**WORK INSTRUCTION:** Read through the lines below and copy the ones holding the string "gear".

**RECORDS FOR THIS TASK:**
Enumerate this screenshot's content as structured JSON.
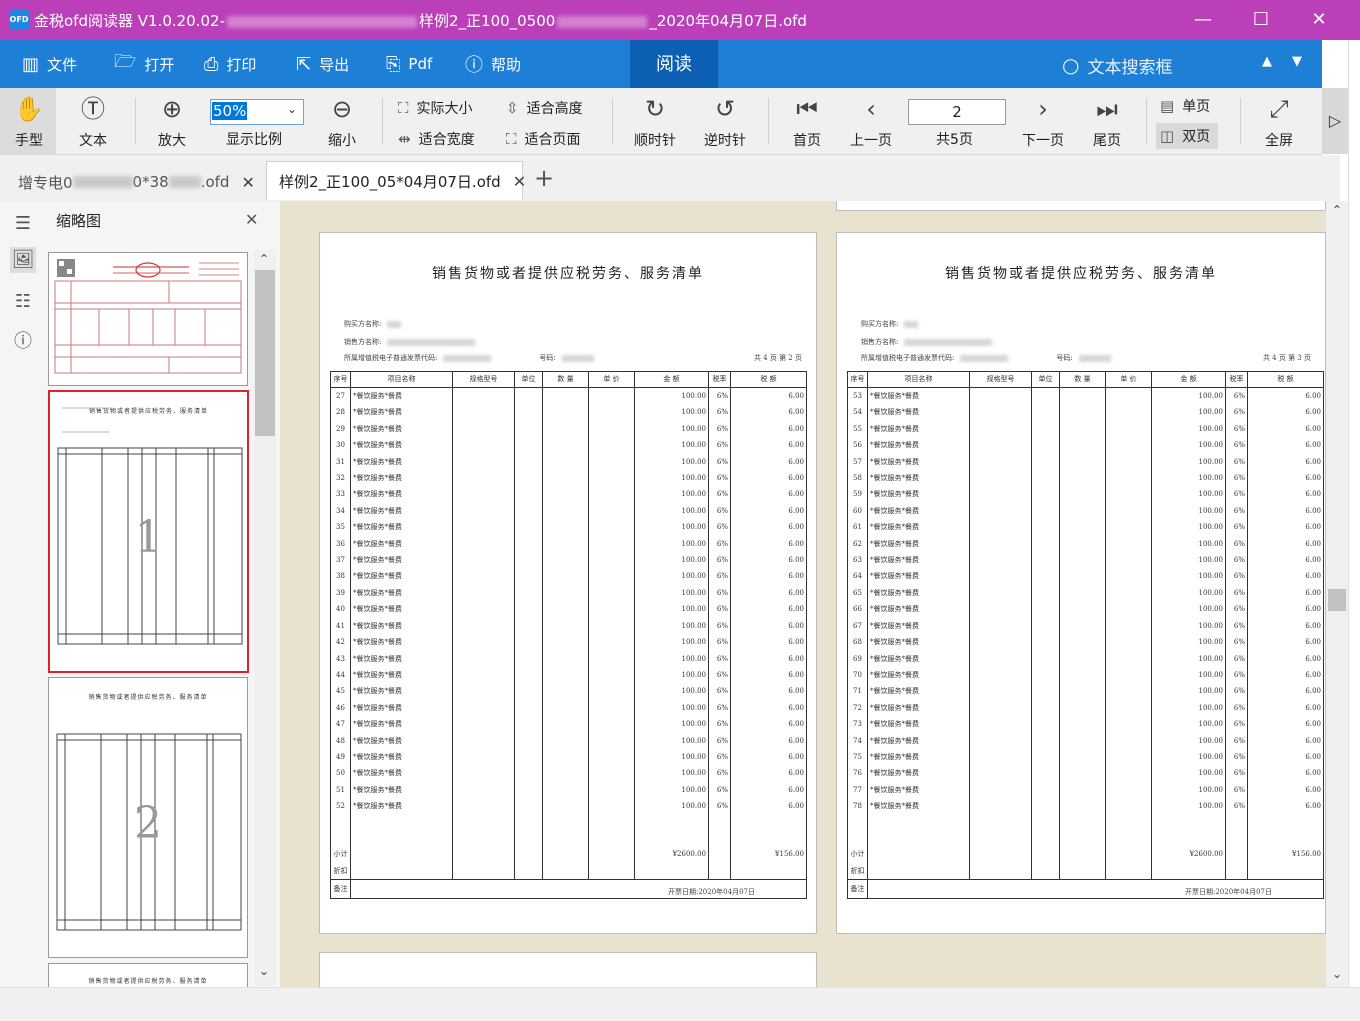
{
  "window": {
    "title_prefix": "金税ofd阅读器 V1.0.20.02-",
    "title_mid": "样例2_正100_0500",
    "title_suffix": "_2020年04月07日.ofd",
    "minimize": "—",
    "maximize": "☐",
    "close": "✕"
  },
  "menu": {
    "file": "文件",
    "open": "打开",
    "print": "打印",
    "export": "导出",
    "pdf": "Pdf",
    "help": "帮助",
    "read_tab": "阅读",
    "search_placeholder": "文本搜索框",
    "prev_arrow": "▲",
    "next_arrow": "▼"
  },
  "toolbar": {
    "hand": "手型",
    "text": "文本",
    "zoom_in": "放大",
    "zoom_value": "50%",
    "zoom_label": "显示比例",
    "zoom_out": "缩小",
    "actual_size": "实际大小",
    "fit_width": "适合宽度",
    "fit_height": "适合高度",
    "fit_page": "适合页面",
    "rotate_cw": "顺时针",
    "rotate_ccw": "逆时针",
    "first_page": "首页",
    "prev_page": "上一页",
    "current_page": "2",
    "total_pages": "共5页",
    "next_page": "下一页",
    "last_page": "尾页",
    "single_page": "单页",
    "double_page": "双页",
    "fullscreen": "全屏",
    "more": "▷"
  },
  "tabs": [
    {
      "label_a": "增专电0",
      "label_b": "0*38",
      "label_c": ".ofd",
      "close": "✕"
    },
    {
      "label": "样例2_正100_05*04月07日.ofd",
      "close": "✕"
    }
  ],
  "new_tab": "+",
  "thumbnails": {
    "title": "缩略图",
    "close": "✕",
    "pages": [
      {
        "num": "1"
      },
      {
        "num": "2"
      }
    ],
    "page_title": "销售货物或者提供应税劳务、服务清单"
  },
  "document": {
    "title": "销售货物或者提供应税劳务、服务清单",
    "buyer_label": "购买方名称:",
    "seller_label": "销售方名称:",
    "invoice_code_label": "所属增值税电子普通发票代码:",
    "number_label": "号码:",
    "columns": [
      "序号",
      "项目名称",
      "规格型号",
      "单位",
      "数 量",
      "单 价",
      "金 额",
      "税率",
      "税 额"
    ],
    "item_name": "*餐饮服务*餐费",
    "amount": "100.00",
    "tax_rate": "6%",
    "tax": "6.00",
    "subtotal_label": "小计",
    "total_label": "折扣",
    "note_label": "备注",
    "subtotal_amount": "¥2600.00",
    "subtotal_tax": "¥156.00",
    "date_text": "开票日期:2020年04月07日",
    "left_page": {
      "count": "共 4 页 第 2 页",
      "rows": [
        "27",
        "28",
        "29",
        "30",
        "31",
        "32",
        "33",
        "34",
        "35",
        "36",
        "37",
        "38",
        "39",
        "40",
        "41",
        "42",
        "43",
        "44",
        "45",
        "46",
        "47",
        "48",
        "49",
        "50",
        "51",
        "52"
      ]
    },
    "right_page": {
      "count": "共 4 页 第 3 页",
      "rows": [
        "53",
        "54",
        "55",
        "56",
        "57",
        "58",
        "59",
        "60",
        "61",
        "62",
        "63",
        "64",
        "65",
        "66",
        "67",
        "68",
        "69",
        "70",
        "71",
        "72",
        "73",
        "74",
        "75",
        "76",
        "77",
        "78"
      ]
    }
  }
}
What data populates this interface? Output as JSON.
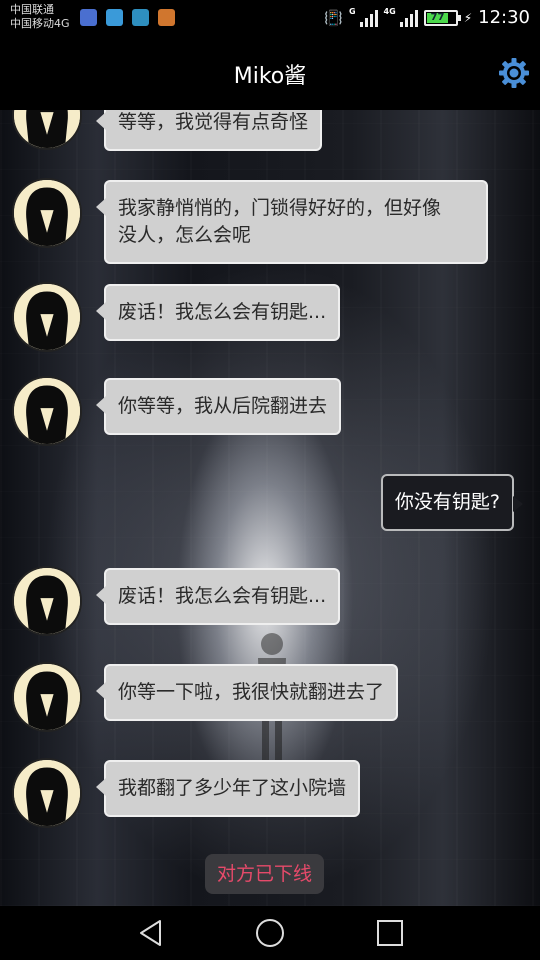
{
  "status_bar": {
    "carrier_1": "中国联通",
    "carrier_2": "中国移动4G",
    "net_g": "G",
    "net_4g": "4G",
    "battery": "77",
    "battery_percent": 77,
    "time": "12:30",
    "notification_icons": [
      "qq-icon",
      "message-icon",
      "gallery-icon",
      "weibo-icon"
    ]
  },
  "header": {
    "title": "Miko酱",
    "settings_icon": "gear-icon",
    "accent_color": "#4a8fd8"
  },
  "messages": [
    {
      "side": "in",
      "text": "等等，我觉得有点奇怪"
    },
    {
      "side": "in",
      "text": "我家静悄悄的，门锁得好好的，但好像\n没人，怎么会呢"
    },
    {
      "side": "in",
      "text": "废话！我怎么会有钥匙..."
    },
    {
      "side": "in",
      "text": "你等等，我从后院翻进去"
    },
    {
      "side": "out",
      "text": "你没有钥匙?"
    },
    {
      "side": "in",
      "text": "废话！我怎么会有钥匙..."
    },
    {
      "side": "in",
      "text": "你等一下啦，我很快就翻进去了"
    },
    {
      "side": "in",
      "text": "我都翻了多少年了这小院墙"
    }
  ],
  "offline_notice": "对方已下线",
  "nav": {
    "back": "back-triangle-icon",
    "home": "home-circle-icon",
    "recents": "recents-square-icon"
  }
}
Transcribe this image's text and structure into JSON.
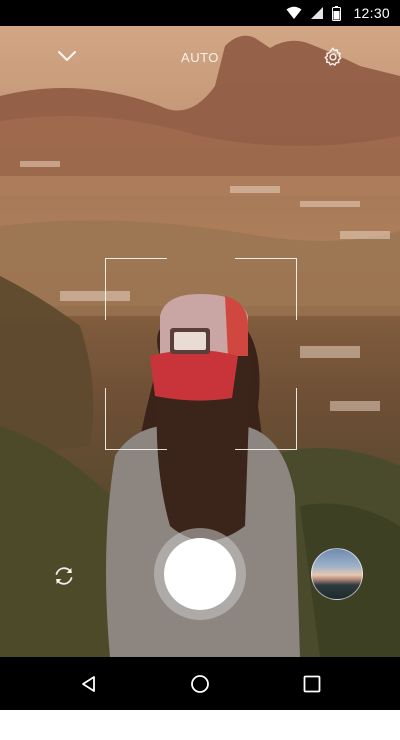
{
  "status_bar": {
    "time": "12:30",
    "icons": [
      "wifi-icon",
      "cell-signal-icon",
      "battery-icon"
    ],
    "background": "#000000"
  },
  "camera": {
    "flash_mode": "AUTO",
    "icons": {
      "collapse": "chevron-down-icon",
      "settings": "gear-icon",
      "switch_camera": "switch-camera-icon"
    },
    "shutter_color": "#ffffff"
  },
  "nav_bar": {
    "icons": [
      "back-icon",
      "home-icon",
      "recents-icon"
    ],
    "background": "#000000"
  }
}
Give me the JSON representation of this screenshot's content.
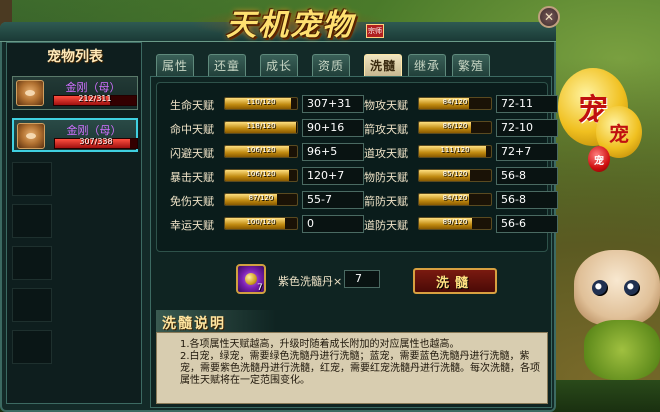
{
  "window": {
    "title": "天机宠物",
    "title_seal": "宗师",
    "close_label": "✕"
  },
  "pet_list": {
    "title": "宠物列表",
    "pets": [
      {
        "name": "金刚（母）",
        "hp_text": "212/311",
        "hp_fraction": 0.68,
        "selected": false
      },
      {
        "name": "金刚（母）",
        "hp_text": "307/338",
        "hp_fraction": 0.91,
        "selected": true
      }
    ]
  },
  "tabs": [
    {
      "label": "属性",
      "active": false
    },
    {
      "label": "还童",
      "active": false
    },
    {
      "label": "成长",
      "active": false
    },
    {
      "label": "资质",
      "active": false
    },
    {
      "label": "洗髓",
      "active": true
    },
    {
      "label": "继承",
      "active": false
    },
    {
      "label": "繁殖",
      "active": false
    }
  ],
  "stats": [
    {
      "label": "生命天赋",
      "bar_text": "110/120",
      "fraction": 0.917,
      "value": "307+31"
    },
    {
      "label": "命中天赋",
      "bar_text": "118/120",
      "fraction": 0.983,
      "value": "90+16"
    },
    {
      "label": "闪避天赋",
      "bar_text": "106/120",
      "fraction": 0.883,
      "value": "96+5"
    },
    {
      "label": "暴击天赋",
      "bar_text": "106/120",
      "fraction": 0.883,
      "value": "120+7"
    },
    {
      "label": "免伤天赋",
      "bar_text": "87/120",
      "fraction": 0.725,
      "value": "55-7"
    },
    {
      "label": "幸运天赋",
      "bar_text": "100/120",
      "fraction": 0.833,
      "value": "0"
    },
    {
      "label": "物攻天赋",
      "bar_text": "84/120",
      "fraction": 0.7,
      "value": "72-11"
    },
    {
      "label": "箭攻天赋",
      "bar_text": "86/120",
      "fraction": 0.717,
      "value": "72-10"
    },
    {
      "label": "道攻天赋",
      "bar_text": "111/120",
      "fraction": 0.925,
      "value": "72+7"
    },
    {
      "label": "物防天赋",
      "bar_text": "85/120",
      "fraction": 0.708,
      "value": "56-8"
    },
    {
      "label": "箭防天赋",
      "bar_text": "84/120",
      "fraction": 0.7,
      "value": "56-8"
    },
    {
      "label": "道防天赋",
      "bar_text": "89/120",
      "fraction": 0.742,
      "value": "56-6"
    }
  ],
  "wash": {
    "item_count": "7",
    "item_label": "紫色洗髓丹×",
    "quantity": "7",
    "button_label": "洗髓"
  },
  "description": {
    "title": "洗髓说明",
    "lines": [
      "1.各项属性天赋越高，升级时随着成长附加的对应属性也越高。",
      "2.白宠，绿宠，需要绿色洗髓丹进行洗髓；蓝宠，需要蓝色洗髓丹进行洗髓，紫宠，需要紫色洗髓丹进行洗髓，红宠，需要红宠洗髓丹进行洗髓。每次洗髓，各项属性天赋将在一定范围变化。"
    ]
  },
  "side_decor": {
    "balloon_big": "宠",
    "balloon_mid": "宠",
    "balloon_small": "宠"
  }
}
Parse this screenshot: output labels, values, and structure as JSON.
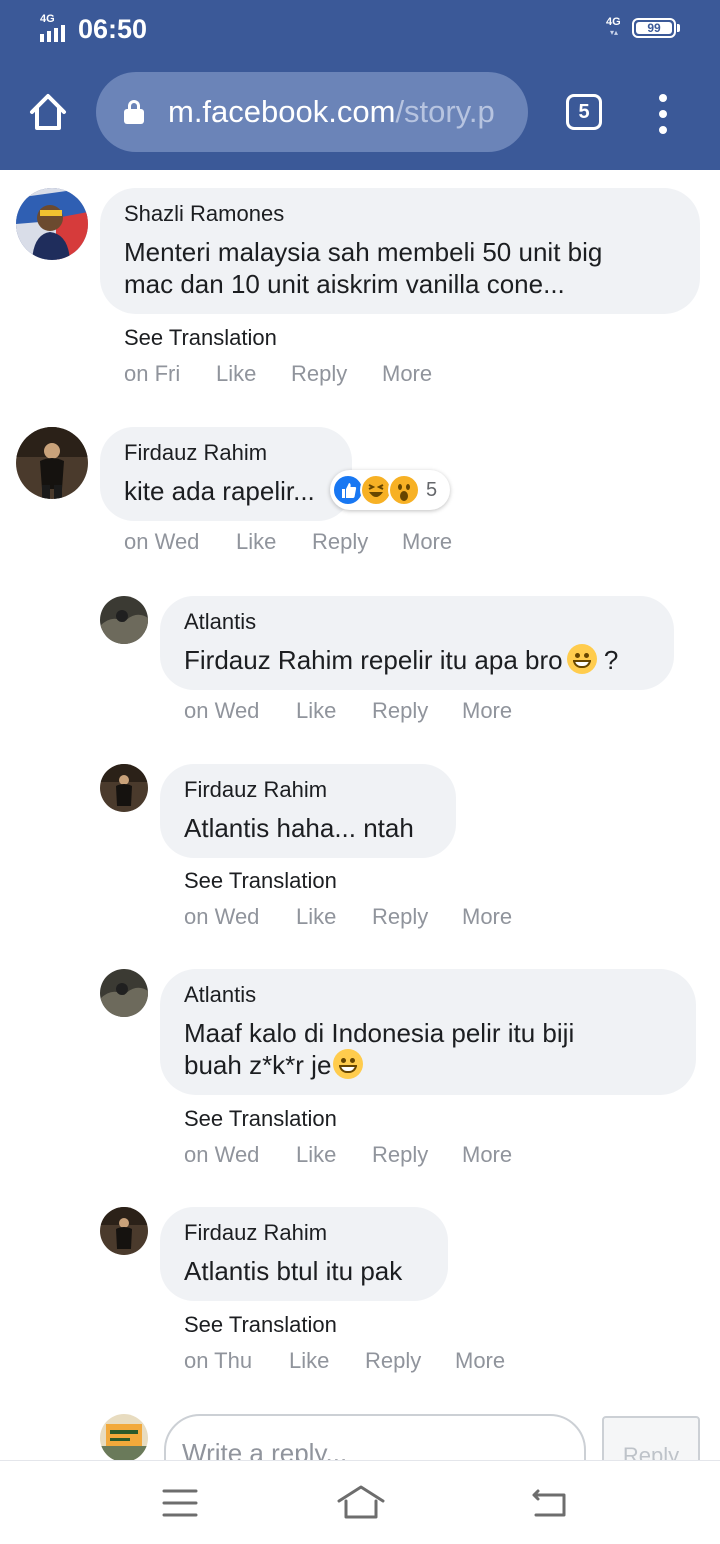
{
  "status_bar": {
    "network_left": "4G",
    "time": "06:50",
    "network_right": "4G",
    "battery": "99"
  },
  "browser": {
    "url_host": "m.facebook.com",
    "url_path": "/story.p",
    "tab_count": "5"
  },
  "comments": [
    {
      "author": "Shazli Ramones",
      "lines": [
        "Menteri malaysia sah membeli 50 unit big",
        "mac dan 10 unit aiskrim vanilla cone..."
      ],
      "see_translation": "See Translation",
      "time": "on Fri",
      "actions": [
        "Like",
        "Reply",
        "More"
      ]
    },
    {
      "author": "Firdauz Rahim",
      "lines": [
        "kite ada rapelir..."
      ],
      "reaction_count": "5",
      "reactions": [
        "like",
        "haha",
        "wow"
      ],
      "time": "on Wed",
      "actions": [
        "Like",
        "Reply",
        "More"
      ],
      "replies": [
        {
          "author": "Atlantis",
          "lines": [
            "Firdauz Rahim repelir itu apa bro",
            "?"
          ],
          "time": "on Wed",
          "actions": [
            "Like",
            "Reply",
            "More"
          ]
        },
        {
          "author": "Firdauz Rahim",
          "lines": [
            "Atlantis haha... ntah"
          ],
          "see_translation": "See Translation",
          "time": "on Wed",
          "actions": [
            "Like",
            "Reply",
            "More"
          ]
        },
        {
          "author": "Atlantis",
          "lines": [
            "Maaf kalo di Indonesia pelir itu biji",
            "buah z*k*r je"
          ],
          "see_translation": "See Translation",
          "time": "on Wed",
          "actions": [
            "Like",
            "Reply",
            "More"
          ]
        },
        {
          "author": "Firdauz Rahim",
          "lines": [
            "Atlantis btul itu pak"
          ],
          "see_translation": "See Translation",
          "time": "on Thu",
          "actions": [
            "Like",
            "Reply",
            "More"
          ]
        }
      ]
    }
  ],
  "composer": {
    "placeholder": "Write a reply...",
    "submit_label": "Reply"
  },
  "icons": [
    "home-icon",
    "lock-icon",
    "tabs-icon",
    "menu-icon",
    "hamburger-icon",
    "nav-home-icon",
    "back-icon",
    "grin-emoji",
    "smile-emoji",
    "like-reaction",
    "haha-reaction",
    "wow-reaction"
  ],
  "colors": {
    "brand": "#3b5998",
    "url_bar": "#6b84b8",
    "bubble": "#f0f2f5",
    "meta_text": "#90949c"
  }
}
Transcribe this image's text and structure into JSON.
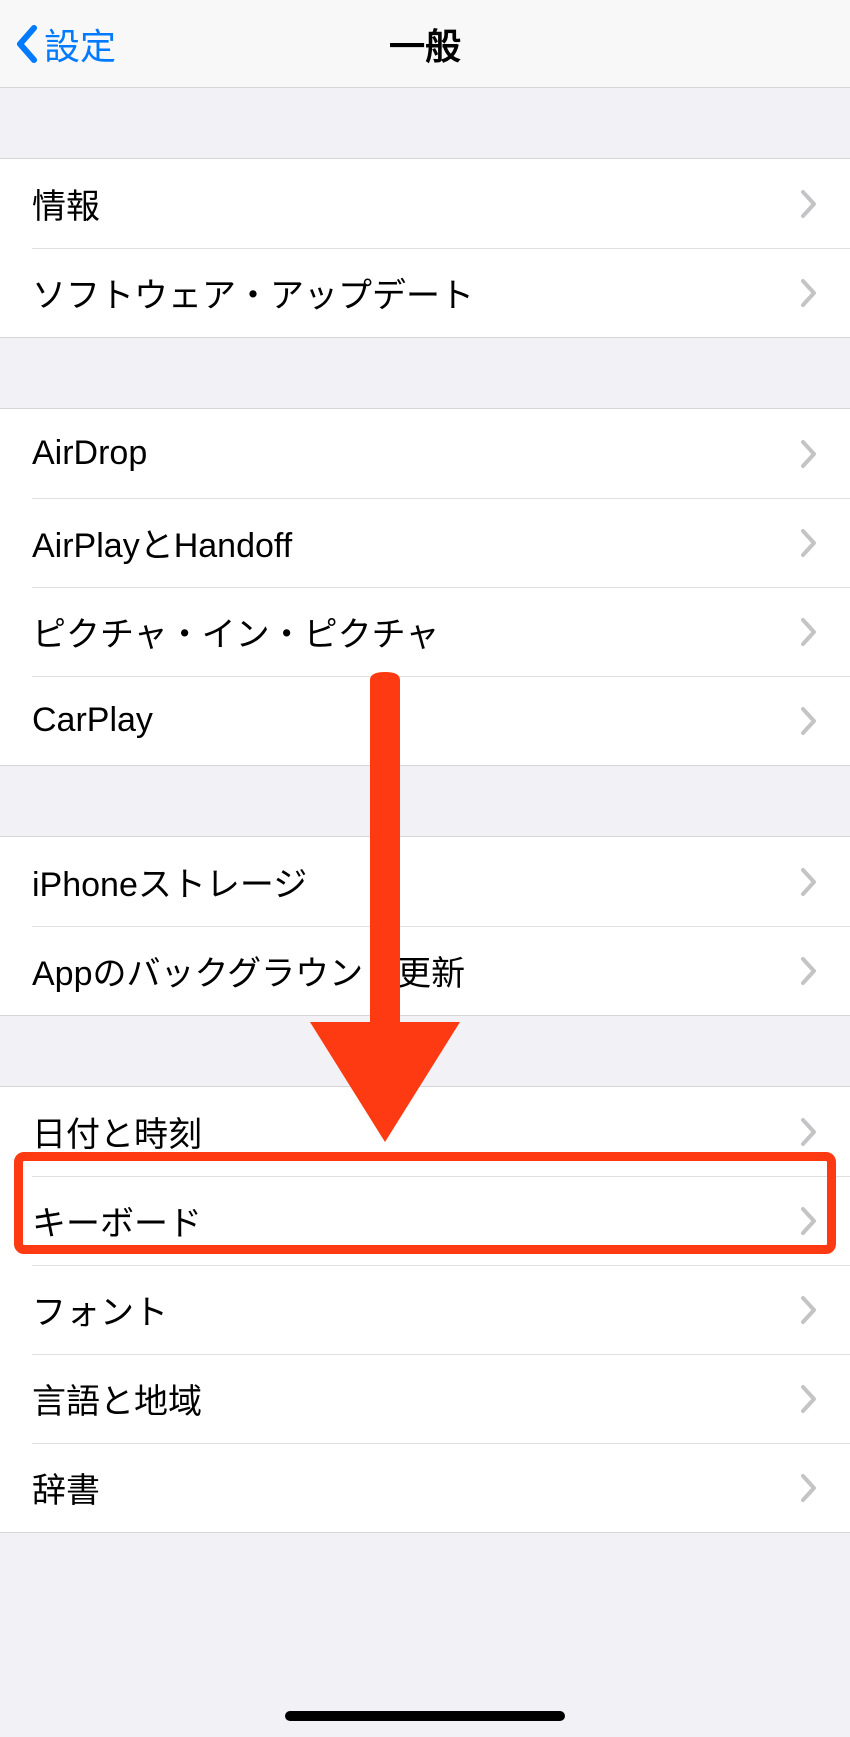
{
  "header": {
    "back_label": "設定",
    "title": "一般"
  },
  "groups": [
    {
      "rows": [
        {
          "label": "情報"
        },
        {
          "label": "ソフトウェア・アップデート"
        }
      ]
    },
    {
      "rows": [
        {
          "label": "AirDrop"
        },
        {
          "label": "AirPlayとHandoff"
        },
        {
          "label": "ピクチャ・イン・ピクチャ"
        },
        {
          "label": "CarPlay"
        }
      ]
    },
    {
      "rows": [
        {
          "label": "iPhoneストレージ"
        },
        {
          "label": "Appのバックグラウンド更新"
        }
      ]
    },
    {
      "rows": [
        {
          "label": "日付と時刻"
        },
        {
          "label": "キーボード"
        },
        {
          "label": "フォント"
        },
        {
          "label": "言語と地域"
        },
        {
          "label": "辞書"
        }
      ]
    }
  ],
  "annotation": {
    "highlight_row_label": "キーボード",
    "arrow_color": "#fd3a12"
  }
}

**YOUR RESPONSE:**
    "settings_icon": "gear-icon",
      "settings": "gear-icon",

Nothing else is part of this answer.